• [What you are asked to do]
Check every line of the following material for the word "screenshot", then say how many have it, with no other words.

-------------------------

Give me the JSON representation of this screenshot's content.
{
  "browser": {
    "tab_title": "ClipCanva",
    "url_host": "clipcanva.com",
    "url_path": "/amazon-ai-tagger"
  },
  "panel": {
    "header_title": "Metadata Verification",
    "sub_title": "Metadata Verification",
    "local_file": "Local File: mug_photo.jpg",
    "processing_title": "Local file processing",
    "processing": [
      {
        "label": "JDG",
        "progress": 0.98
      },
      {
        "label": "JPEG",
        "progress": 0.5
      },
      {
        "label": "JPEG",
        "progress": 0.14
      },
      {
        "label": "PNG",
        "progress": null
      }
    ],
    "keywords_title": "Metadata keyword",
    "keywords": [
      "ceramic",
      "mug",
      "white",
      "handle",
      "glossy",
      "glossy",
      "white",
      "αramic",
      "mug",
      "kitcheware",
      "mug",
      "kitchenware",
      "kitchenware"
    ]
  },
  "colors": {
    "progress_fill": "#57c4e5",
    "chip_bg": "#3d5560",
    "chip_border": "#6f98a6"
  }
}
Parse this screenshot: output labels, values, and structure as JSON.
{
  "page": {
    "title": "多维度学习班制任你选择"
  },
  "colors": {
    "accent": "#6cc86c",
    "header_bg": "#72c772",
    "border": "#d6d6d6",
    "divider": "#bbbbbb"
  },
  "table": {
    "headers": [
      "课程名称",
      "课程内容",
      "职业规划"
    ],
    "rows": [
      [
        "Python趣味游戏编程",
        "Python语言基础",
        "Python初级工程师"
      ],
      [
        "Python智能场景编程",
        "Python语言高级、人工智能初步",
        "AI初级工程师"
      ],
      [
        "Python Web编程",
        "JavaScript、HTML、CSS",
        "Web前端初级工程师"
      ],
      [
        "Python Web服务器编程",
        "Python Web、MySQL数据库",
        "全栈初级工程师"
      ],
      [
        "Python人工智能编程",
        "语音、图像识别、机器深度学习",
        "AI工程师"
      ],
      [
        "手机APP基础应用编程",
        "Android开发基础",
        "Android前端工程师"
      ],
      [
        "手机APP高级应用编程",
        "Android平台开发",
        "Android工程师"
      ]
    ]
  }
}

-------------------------

• [Result of this task]
2